International Chess Federation
Thursday, 24 Aug 2023 13:44
Magnus Carlsen secures first World Cup victory

Former World Champion Magnus Carlsen has accomplished a significant milestone in his illustrious chess career by capturing his inaugural World Cup title, the only tournament that was missing from his immense collection of victories

All three top-placed players have qualified for the 2024 Candidates tournament which is due to take place next April in Canada. If Carlsen officially declines to take part - he has hinted in the interviews that he might not be interested in playing in the event - then Nijat Abasov, who finished fourth, will replace him.

After a quiet draw in the second game of the finals, Carlsen – who is recovering from food poisoning – defeated the 18-year-old Indian prodigy R Praggnanandhaa in the tiebreaks. It took just two tiebreak games and about one and a half hours.

Crucial was the first rapid tiebreaker which Carlsen won with black pieces. The two sides were evenly matched in the Giuoco Piano. Prag organised an attack on the black king but misplayed in the process. Still, the position was even. In an open and sharp endgame, where both sides had to calculate very carefully, Prag landed in time trouble and blundered with move 42.a6. While Carlsen did not respond in the best fashion, Prag continued to err in the next two moves and after his 44th move, White was completely lost. On move 47, Prag resigned.

Game two was much quieter with Carlsen (playing as White) forcing exchanges in a better position. A draw was agreed as early as move 22, securing first place for the Norwegian.

The World Cup is the only major event that Magnus Carlsen hadn’t won in his career. The closest he came was in 2021 when he finished third. Now, with this feather added to his cap, the world’s highest-rated player proved that he is the ultimate force majeure of chess.

The match for third place finished with Fabiano Caruana’s victory. After losing in game one of the regular match, Caruana made a comeback in a complicated and tough game on day two and reached the tiebreaks. Nijat Abasov – the Azeri star who surprised everyone with his exceptional performance in his native Baku – broke in the rapid, losing both tiebreak games.

First, Caruana defeated Abasov with the black pieces in the Trompowsky Attack. Gaining the initiative in the early stages of the game, Caruana gradually increased the pressure and by move 22 Black was on the verge of victory. White’s king finally ended up in a mating net where he could only delay the inevitable for a bit, but nothing more.

Reinvigorated by two consecutive victories, Caruana pressed on in the second game as well, this time with the added advantage of white pieces.

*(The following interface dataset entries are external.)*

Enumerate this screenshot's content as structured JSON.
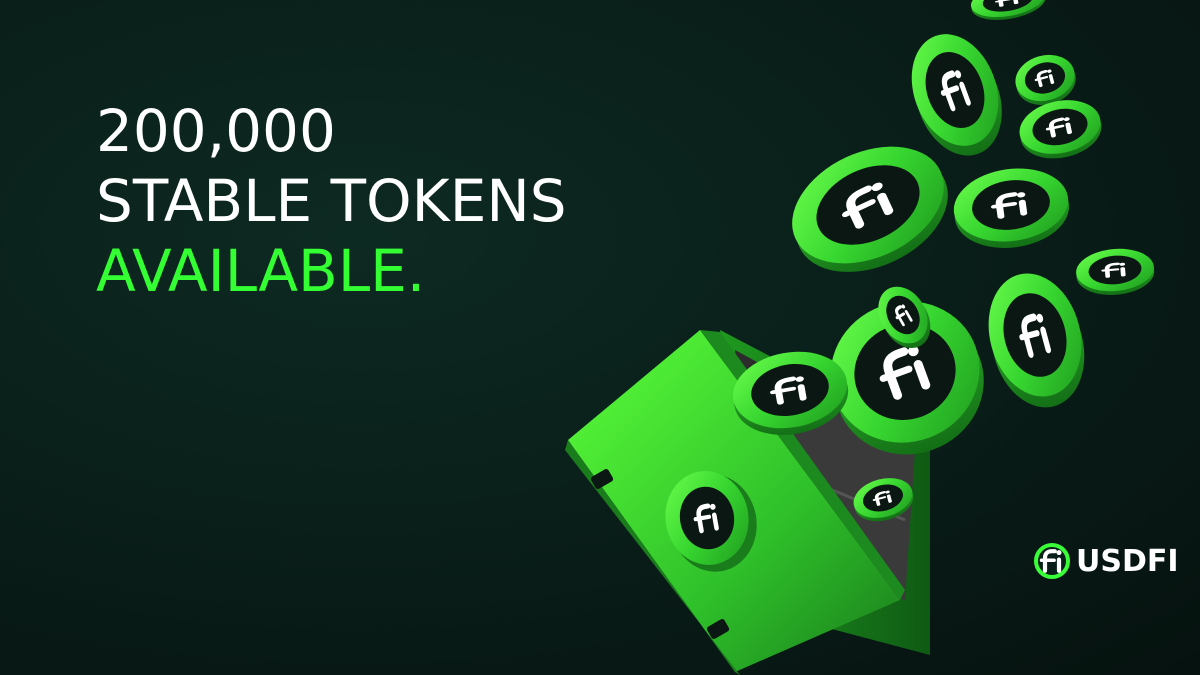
{
  "headline": {
    "line1": "200,000",
    "line2": "STABLE TOKENS",
    "line3": "AVAILABLE."
  },
  "brand": {
    "name": "USDFI",
    "logo_icon": "fi-logo-icon"
  },
  "colors": {
    "background": "#0a1f1a",
    "accent_green": "#33ff33",
    "coin_green": "#35d42f",
    "coin_dark": "#0b1712",
    "text_white": "#ffffff"
  },
  "icons": [
    "fi-coin-icon",
    "vault-safe-icon",
    "fi-logo-icon"
  ]
}
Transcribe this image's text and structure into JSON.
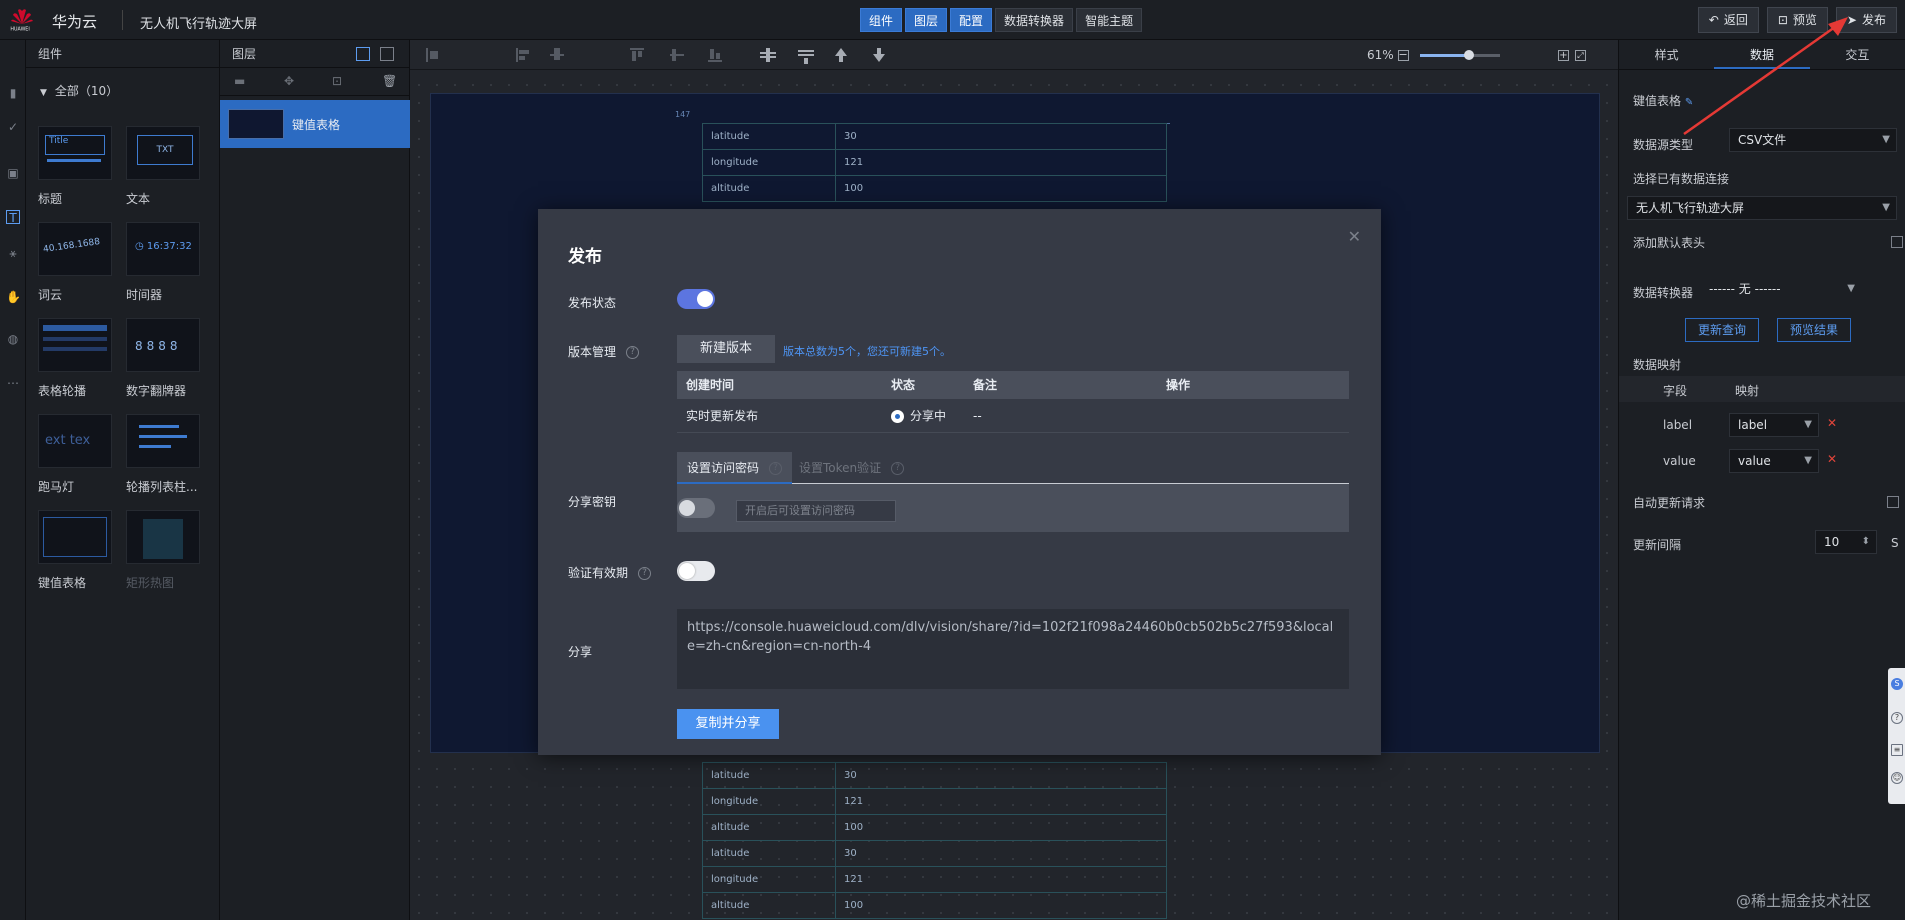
{
  "topbar": {
    "brand": "华为云",
    "logo_text": "HUAWEI",
    "project": "无人机飞行轨迹大屏",
    "center_tabs": [
      "组件",
      "图层",
      "配置",
      "数据转换器",
      "智能主题"
    ],
    "back": "返回",
    "preview": "预览",
    "publish": "发布"
  },
  "components": {
    "title": "组件",
    "all": "全部（10）",
    "items": [
      {
        "label": "标题",
        "thumb_text": "Title"
      },
      {
        "label": "文本",
        "thumb_text": "TXT"
      },
      {
        "label": "词云",
        "thumb_text": "40.168.1688"
      },
      {
        "label": "时间器",
        "thumb_text": "16:37:32"
      },
      {
        "label": "表格轮播",
        "thumb_text": ""
      },
      {
        "label": "数字翻牌器",
        "thumb_text": "8888"
      },
      {
        "label": "跑马灯",
        "thumb_text": "ext tex"
      },
      {
        "label": "轮播列表柱...",
        "thumb_text": ""
      },
      {
        "label": "键值表格",
        "thumb_text": ""
      },
      {
        "label": "矩形热图",
        "thumb_text": ""
      }
    ]
  },
  "layers": {
    "title": "图层",
    "item": "键值表格"
  },
  "canvas": {
    "zoom": "61%",
    "zoom_level": 0.61,
    "ruler_mark": "147",
    "top_rows": [
      [
        "latitude",
        "30"
      ],
      [
        "longitude",
        "121"
      ],
      [
        "altitude",
        "100"
      ]
    ],
    "bottom_rows": [
      [
        "latitude",
        "30"
      ],
      [
        "longitude",
        "121"
      ],
      [
        "altitude",
        "100"
      ],
      [
        "latitude",
        "30"
      ],
      [
        "longitude",
        "121"
      ],
      [
        "altitude",
        "100"
      ]
    ]
  },
  "right_panel": {
    "tabs": [
      "样式",
      "数据",
      "交互"
    ],
    "component_name": "键值表格",
    "source_type_label": "数据源类型",
    "source_type_value": "CSV文件",
    "existing_conn_label": "选择已有数据连接",
    "existing_conn_value": "无人机飞行轨迹大屏",
    "default_header_label": "添加默认表头",
    "converter_label": "数据转换器",
    "converter_value": "------ 无 ------",
    "update_query": "更新查询",
    "preview_result": "预览结果",
    "mapping_label": "数据映射",
    "col_field": "字段",
    "col_map": "映射",
    "mappings": [
      {
        "field": "label",
        "map": "label"
      },
      {
        "field": "value",
        "map": "value"
      }
    ],
    "auto_update_label": "自动更新请求",
    "interval_label": "更新间隔",
    "interval_value": "10",
    "interval_unit": "S"
  },
  "modal": {
    "title": "发布",
    "status_label": "发布状态",
    "status_on": true,
    "version_label": "版本管理",
    "new_version": "新建版本",
    "version_hint": "版本总数为5个，您还可新建5个。",
    "table_headers": [
      "创建时间",
      "状态",
      "备注",
      "操作"
    ],
    "table_row": {
      "time": "实时更新发布",
      "status": "分享中",
      "note": "--",
      "op": ""
    },
    "share_key_label": "分享密钥",
    "tab_password": "设置访问密码",
    "tab_token": "设置Token验证",
    "password_placeholder": "开启后可设置访问密码",
    "validity_label": "验证有效期",
    "share_label": "分享",
    "share_url": "https://console.huaweicloud.com/dlv/vision/share/?id=102f21f098a24460b0cb502b5c27f593&locale=zh-cn&region=cn-north-4",
    "copy_share": "复制并分享",
    "accent_color": "#4a92f0"
  },
  "watermark": "@稀土掘金技术社区"
}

Abasov opted for the Sicilian but Caruana again played sharply and fiercely, creating a better position early on. By move 15, White was winning.

A great outcome for Caruana who seemed to be faltering after being knocked out by Praggnanandhaa in the semis and losing the first game to Abasov.

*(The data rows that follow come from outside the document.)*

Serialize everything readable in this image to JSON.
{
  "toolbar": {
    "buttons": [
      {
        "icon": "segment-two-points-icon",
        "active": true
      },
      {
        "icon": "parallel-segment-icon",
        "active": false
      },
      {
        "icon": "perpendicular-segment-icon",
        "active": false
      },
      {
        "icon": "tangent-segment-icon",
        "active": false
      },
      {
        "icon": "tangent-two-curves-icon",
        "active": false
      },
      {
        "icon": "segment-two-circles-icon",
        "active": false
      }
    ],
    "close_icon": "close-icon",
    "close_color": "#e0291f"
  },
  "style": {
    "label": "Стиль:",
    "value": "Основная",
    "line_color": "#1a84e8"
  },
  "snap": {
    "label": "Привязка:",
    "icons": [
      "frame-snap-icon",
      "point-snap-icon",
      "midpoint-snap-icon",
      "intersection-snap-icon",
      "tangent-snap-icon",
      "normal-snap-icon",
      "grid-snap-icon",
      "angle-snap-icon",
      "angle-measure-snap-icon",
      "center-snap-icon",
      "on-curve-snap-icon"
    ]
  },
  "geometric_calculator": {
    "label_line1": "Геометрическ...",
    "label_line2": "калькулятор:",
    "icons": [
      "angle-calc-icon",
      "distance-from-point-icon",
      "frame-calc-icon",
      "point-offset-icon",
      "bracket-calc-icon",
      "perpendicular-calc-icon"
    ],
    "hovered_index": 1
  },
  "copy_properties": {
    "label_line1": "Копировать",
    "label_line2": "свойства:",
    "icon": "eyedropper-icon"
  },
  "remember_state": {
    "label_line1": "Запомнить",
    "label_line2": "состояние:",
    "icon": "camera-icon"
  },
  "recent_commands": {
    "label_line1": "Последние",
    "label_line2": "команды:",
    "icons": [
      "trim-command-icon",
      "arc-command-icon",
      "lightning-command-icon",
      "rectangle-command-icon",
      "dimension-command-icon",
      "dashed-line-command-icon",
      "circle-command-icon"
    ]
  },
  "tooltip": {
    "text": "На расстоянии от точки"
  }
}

All in all, this was a sweet and short day for the initial tournament favourites – Caruana and Carlsen.

Text: Milan Dinic

Photo: Stev Bonhage

About the event

The FIDE World Cup 2023 is taking place from 29 July to 25 August 2023 in Baku, Azerbaijan.

In the Open tournament, 206 players were eligible to take part and 103 in the Women's event.

There will be eight rounds in the Open and seven in the Women's tournament. Each round will be played under a knock-out system, consisting of a 2-game match. In the case of a tie, the players will play a rapid and, if necessary, a blitz tiebreak until the winner is determined.

The winners of the top three places in both sections will qualify for the 2024 Candidates tournament.

In both events, the time control for each game is 90 minutes for the first 40 moves, followed by 30 minutes for the rest of the game with an increment of 30 seconds per move starting from move 1.

The prize fund for the entire event is 2.5 million US Dollars, with $1,834,000 in the Open and $676,250 in the Women's tournament. The 2023 FIDE World Cup has the largest prize fund for any chess tournament ever played.

More information about the event:


Open tournament: 

Women's event: